    —Georg Wilhelm Friedrich Hegel (1770–1831)

    Quite generally, the familiar, just because it is familiar, is not cognitively understood. The commonest way in which we deceive either ourselves or others about understanding is by assuming something as familiar, and accepting it on that account; with all its pros and cons, such knowing never gets anywhere, and it knows not why.... The analysis of an idea, as it used to be carried out, was, in fact, nothing else than ridding it of the form in which it had become familiar.
    Georg Wilhelm Friedrich Hegel (1770–1831)

    The True is the whole. But the whole is nothing other than the essence consummating itself through its development. Of the Absolute it must be said that it is essentially a result, that only in the end is it what it truly is; and that precisely in this consists its nature, viz. to be actual, subject, the spontaneous becoming of itself.
    Georg Wilhelm Friedrich Hegel (1770–1831)

    In history an additional result is commonly produced by human actions beyond that which they aim at and obtain—that which they immediately recognize and desire.
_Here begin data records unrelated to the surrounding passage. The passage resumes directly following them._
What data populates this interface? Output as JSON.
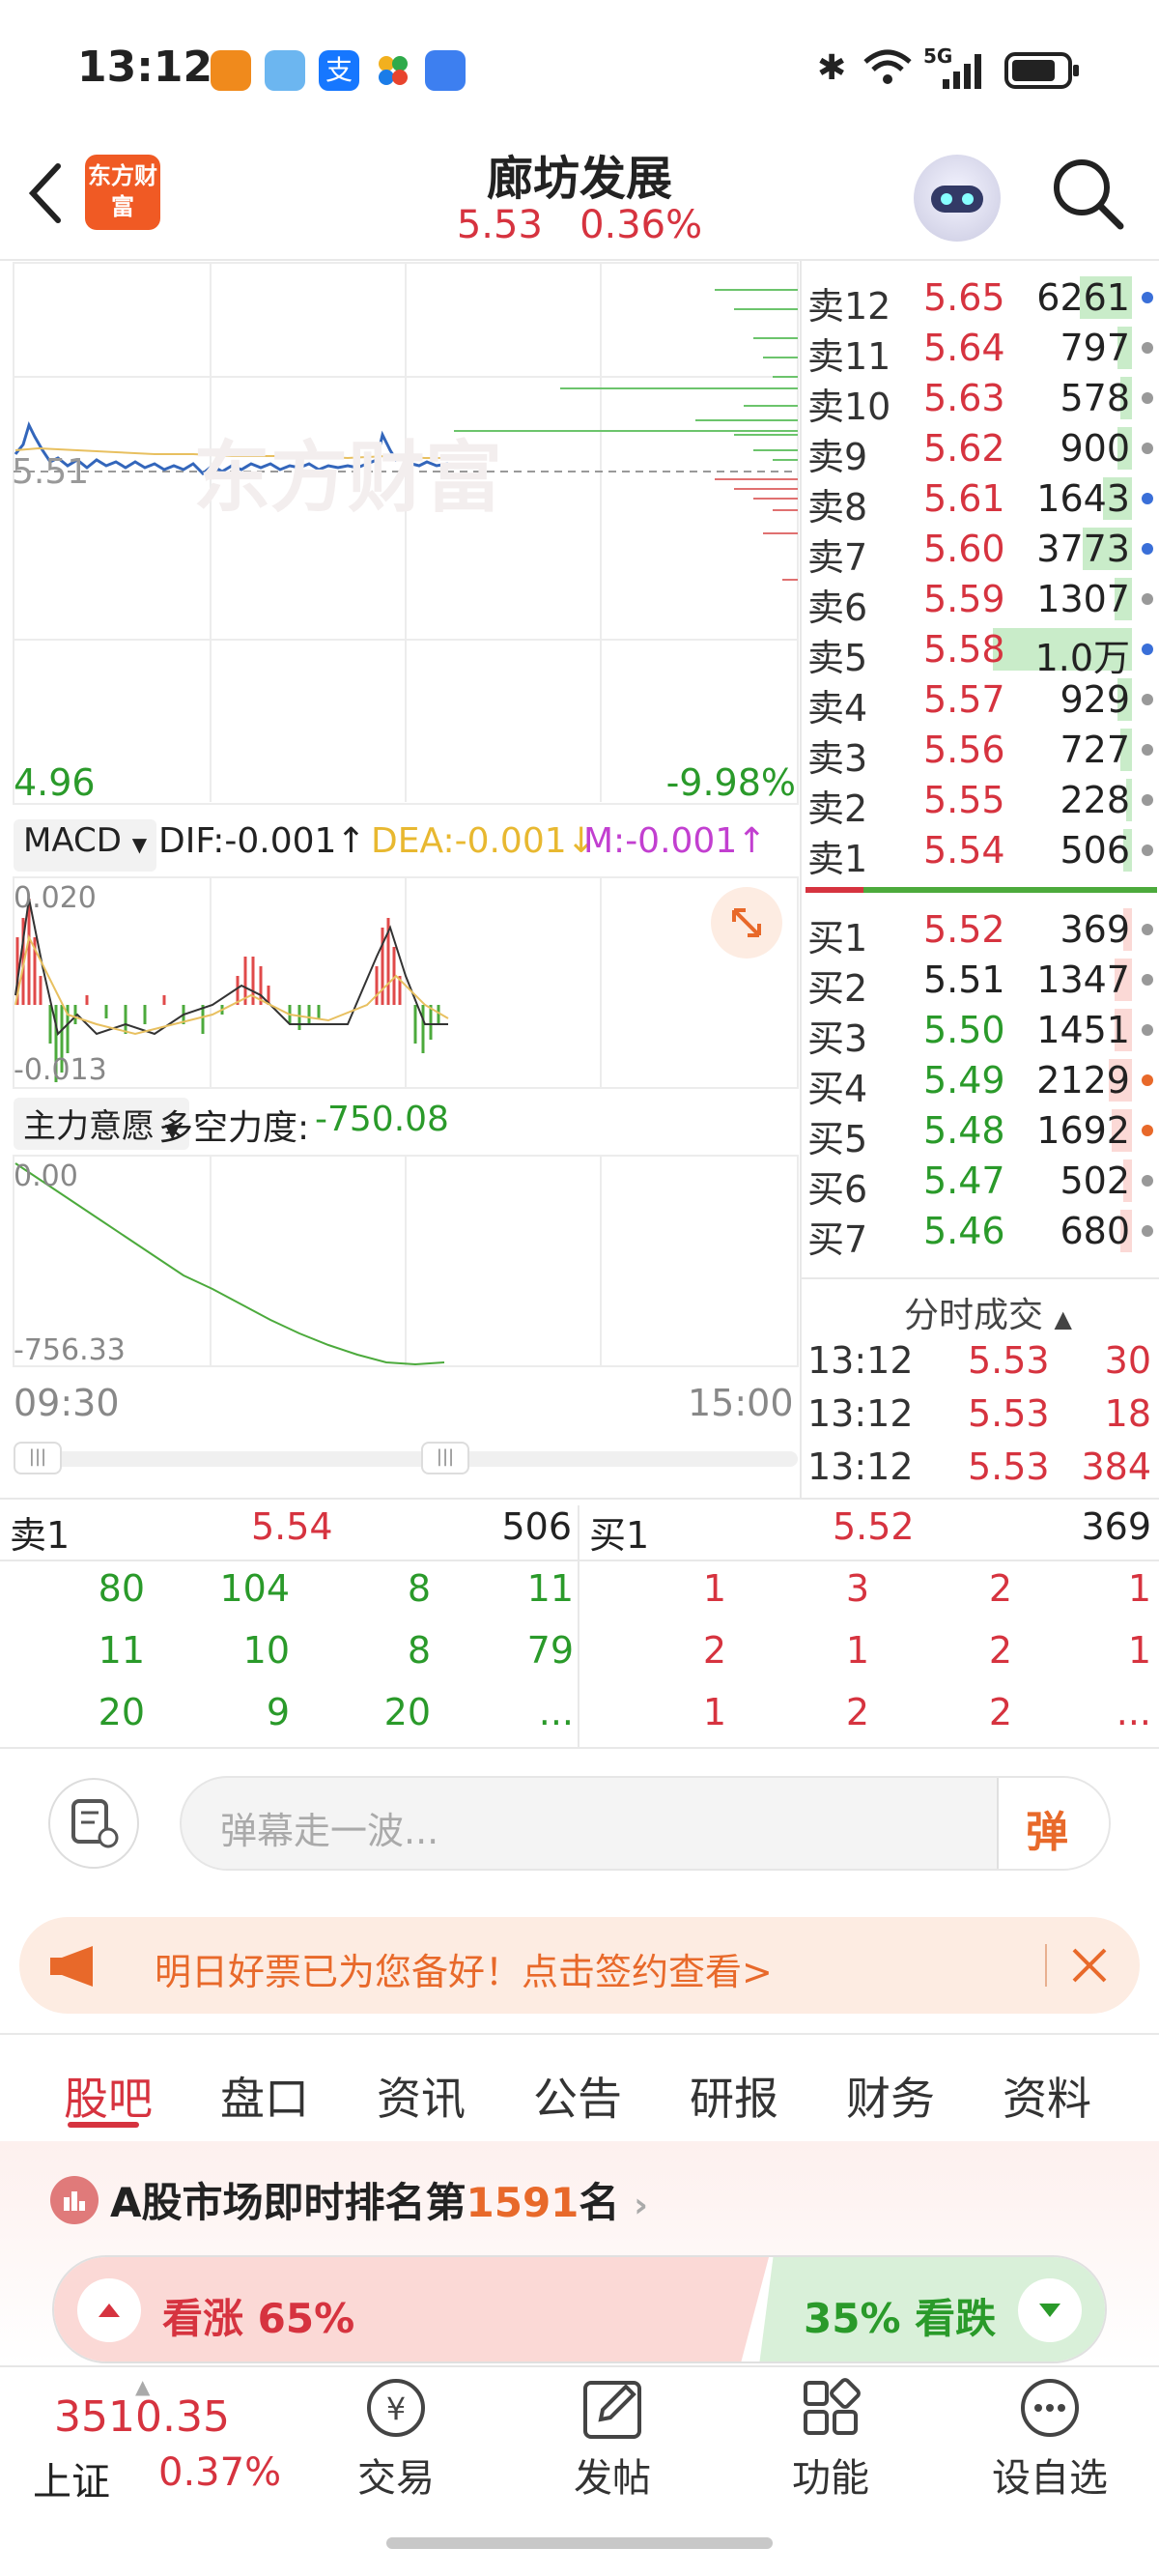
{
  "status_bar": {
    "time": "13:12",
    "net": "5G"
  },
  "header": {
    "title": "廊坊发展",
    "price": "5.53",
    "change": "0.36%",
    "logo_text": "东方财富"
  },
  "chart": {
    "price_ref": "5.51",
    "low_price": "4.96",
    "low_pct": "-9.98%",
    "watermark": "东方财富",
    "macd_selector": "MACD",
    "dif_label": "DIF:-0.001↑",
    "dea_label": "DEA:-0.001↓",
    "m_label": "M:-0.001↑",
    "macd_top": "0.020",
    "macd_bottom": "-0.013",
    "flow_selector": "主力意愿",
    "flow_label": "多空力度:",
    "flow_value": "-750.08",
    "flow_top": "0.00",
    "flow_bottom": "-756.33",
    "time_start": "09:30",
    "time_end": "15:00"
  },
  "order_book": {
    "sells": [
      {
        "label": "卖12",
        "price": "5.65",
        "vol": "6261",
        "bar": 0.18,
        "dot": "#3a6fd8"
      },
      {
        "label": "卖11",
        "price": "5.64",
        "vol": "797",
        "bar": 0.05,
        "dot": "#999999"
      },
      {
        "label": "卖10",
        "price": "5.63",
        "vol": "578",
        "bar": 0.04,
        "dot": "#999999"
      },
      {
        "label": "卖9",
        "price": "5.62",
        "vol": "900",
        "bar": 0.05,
        "dot": "#999999"
      },
      {
        "label": "卖8",
        "price": "5.61",
        "vol": "1643",
        "bar": 0.1,
        "dot": "#3a6fd8"
      },
      {
        "label": "卖7",
        "price": "5.60",
        "vol": "3773",
        "bar": 0.17,
        "dot": "#3a6fd8"
      },
      {
        "label": "卖6",
        "price": "5.59",
        "vol": "1307",
        "bar": 0.06,
        "dot": "#999999"
      },
      {
        "label": "卖5",
        "price": "5.58",
        "vol": "1.0万",
        "bar": 0.48,
        "dot": "#3a6fd8"
      },
      {
        "label": "卖4",
        "price": "5.57",
        "vol": "929",
        "bar": 0.05,
        "dot": "#999999"
      },
      {
        "label": "卖3",
        "price": "5.56",
        "vol": "727",
        "bar": 0.04,
        "dot": "#999999"
      },
      {
        "label": "卖2",
        "price": "5.55",
        "vol": "228",
        "bar": 0.02,
        "dot": "#999999"
      },
      {
        "label": "卖1",
        "price": "5.54",
        "vol": "506",
        "bar": 0.03,
        "dot": "#999999"
      }
    ],
    "buys": [
      {
        "label": "买1",
        "price": "5.52",
        "vol": "369",
        "bar": 0.03,
        "dot": "#999999"
      },
      {
        "label": "买2",
        "price": "5.51",
        "vol": "1347",
        "bar": 0.06,
        "dot": "#999999"
      },
      {
        "label": "买3",
        "price": "5.50",
        "vol": "1451",
        "bar": 0.06,
        "dot": "#999999"
      },
      {
        "label": "买4",
        "price": "5.49",
        "vol": "2129",
        "bar": 0.08,
        "dot": "#e8692a"
      },
      {
        "label": "买5",
        "price": "5.48",
        "vol": "1692",
        "bar": 0.07,
        "dot": "#e8692a"
      },
      {
        "label": "买6",
        "price": "5.47",
        "vol": "502",
        "bar": 0.03,
        "dot": "#999999"
      },
      {
        "label": "买7",
        "price": "5.46",
        "vol": "680",
        "bar": 0.04,
        "dot": "#999999"
      }
    ],
    "trades_title": "分时成交",
    "trades": [
      {
        "time": "13:12",
        "price": "5.53",
        "vol": "30"
      },
      {
        "time": "13:12",
        "price": "5.53",
        "vol": "18"
      },
      {
        "time": "13:12",
        "price": "5.53",
        "vol": "384"
      }
    ]
  },
  "level": {
    "sell_label": "卖1",
    "sell_price": "5.54",
    "sell_vol": "506",
    "buy_label": "买1",
    "buy_price": "5.52",
    "buy_vol": "369",
    "sell_rows": [
      [
        "80",
        "104",
        "8",
        "11"
      ],
      [
        "11",
        "10",
        "8",
        "79"
      ],
      [
        "20",
        "9",
        "20",
        "..."
      ]
    ],
    "buy_rows": [
      [
        "1",
        "3",
        "2",
        "1"
      ],
      [
        "2",
        "1",
        "2",
        "1"
      ],
      [
        "1",
        "2",
        "2",
        "..."
      ]
    ]
  },
  "comment": {
    "placeholder": "弹幕走一波...",
    "danmu_btn": "弹"
  },
  "banner": {
    "text": "明日好票已为您备好！点击签约查看>"
  },
  "tabs": [
    "股吧",
    "盘口",
    "资讯",
    "公告",
    "研报",
    "财务",
    "资料"
  ],
  "ranking": {
    "prefix": "A股市场即时排名第",
    "rank": "1591",
    "suffix": "名"
  },
  "sentiment": {
    "up_label": "看涨",
    "up_pct": "65%",
    "down_pct": "35%",
    "down_label": "看跌"
  },
  "bottom_nav": {
    "index_value": "3510.35",
    "index_name": "上证",
    "index_change": "0.37%",
    "trade": "交易",
    "post": "发帖",
    "func": "功能",
    "watch": "设自选"
  }
}
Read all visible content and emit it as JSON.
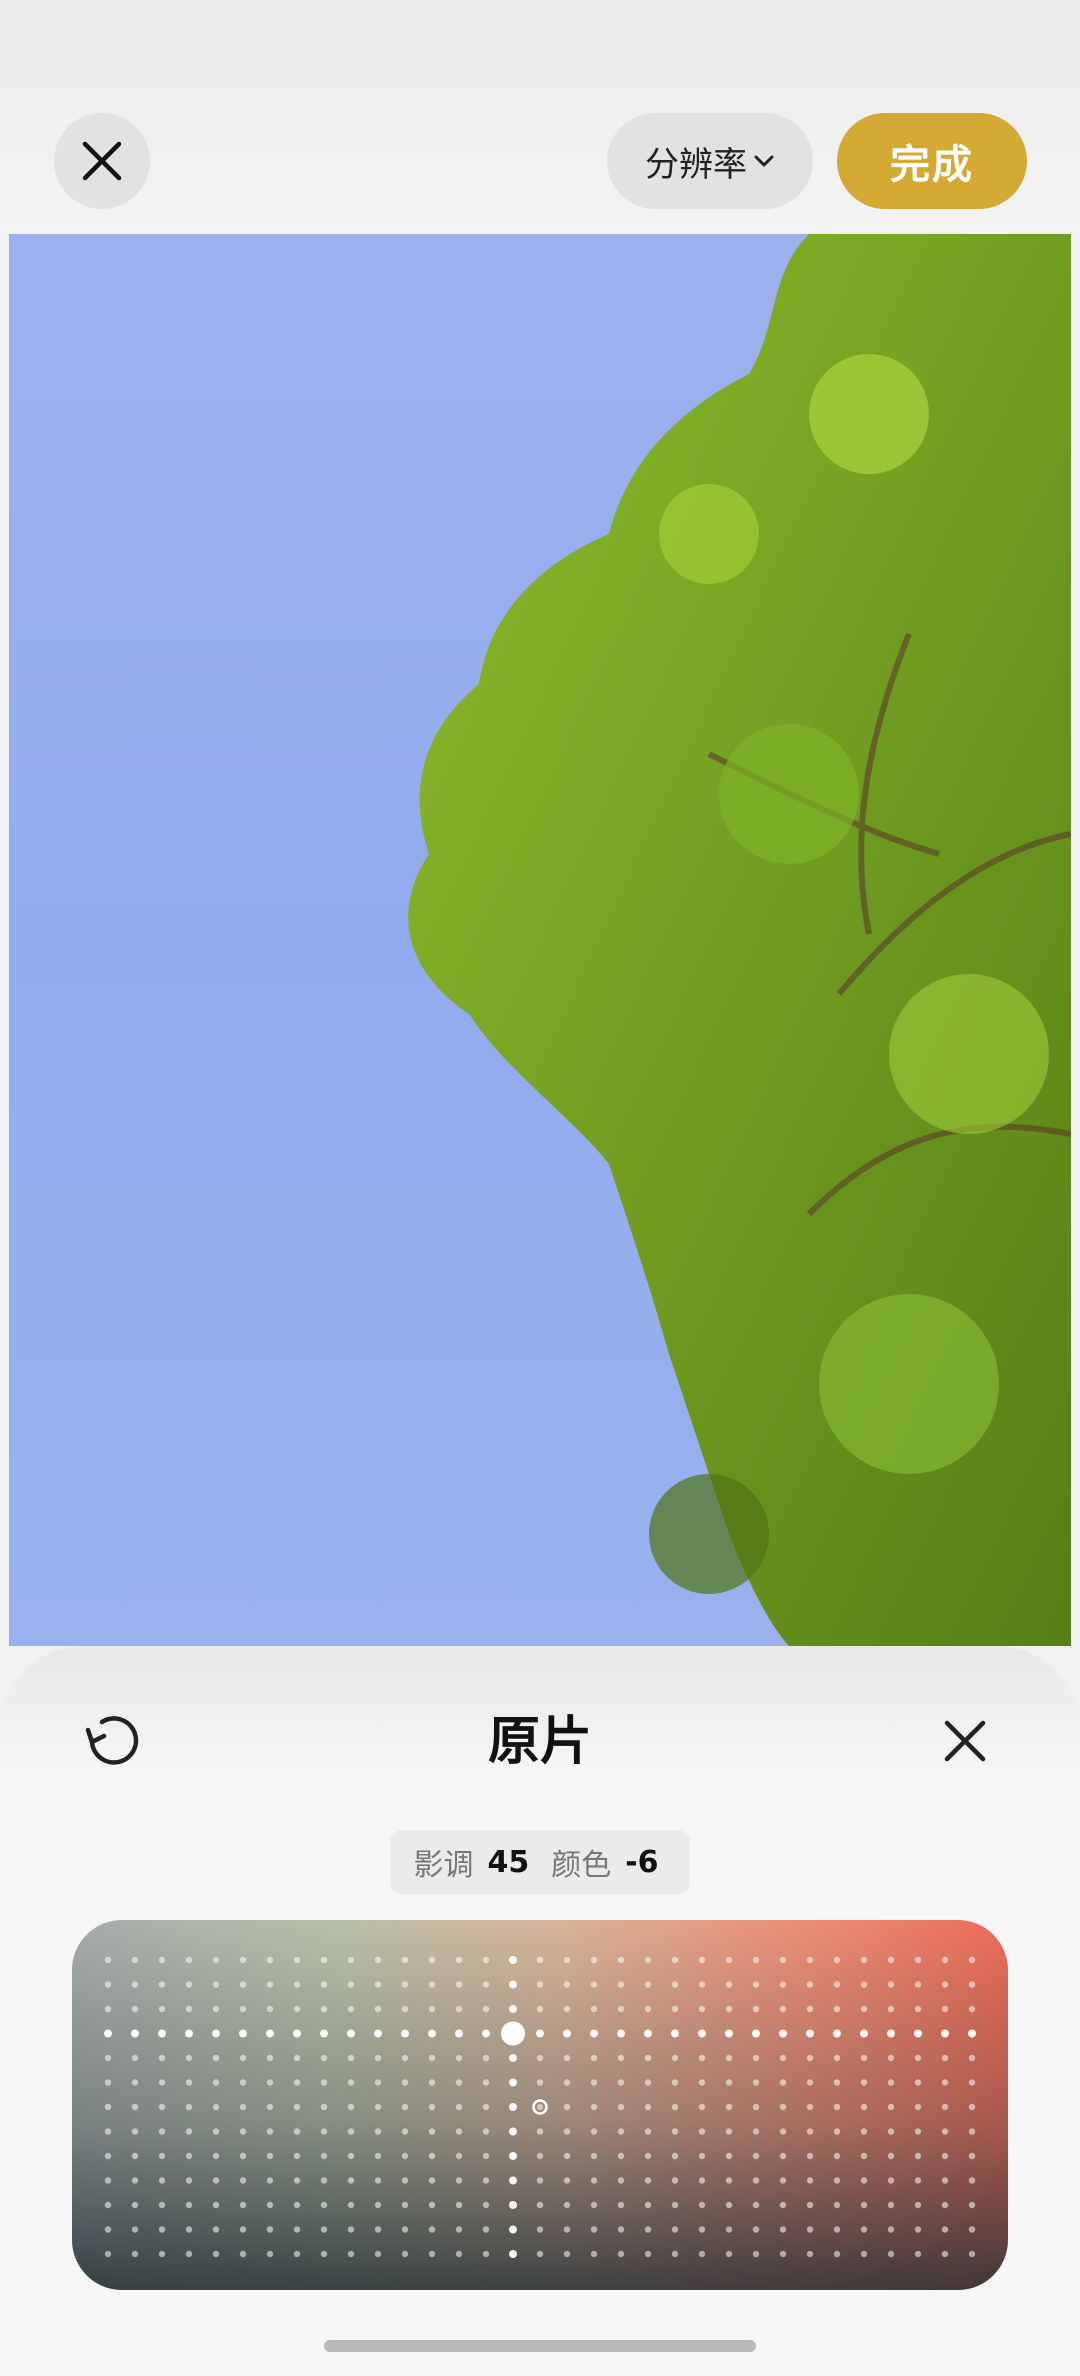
{
  "header": {
    "resolution_label": "分辨率",
    "done_label": "完成"
  },
  "panel": {
    "title": "原片",
    "tone_label": "影调",
    "tone_value": "45",
    "color_label": "颜色",
    "color_value": "-6"
  },
  "colors": {
    "accent": "#d4aa35",
    "sky": "#9db1ee",
    "foliage": "#6d9a1a"
  },
  "icons": {
    "close": "close-icon",
    "chevron": "chevron-down-icon",
    "undo": "undo-icon"
  }
}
They gratify their own interest; but something further is thereby accomplished, latent in the actions in question, though not present to their consciousness, and not included in their design.
    —Georg Wilhelm Friedrich Hegel (1770–1831)

    History ... is, indeed, little more than the register of the crimes, follies, and misfortunes of mankind.
    But what experience and history teach is this—that peoples and governments have never learned anything from history, or acted on principles deduced from it.
    —Georg Wilhelm Friedrich Hegel (1770–1831)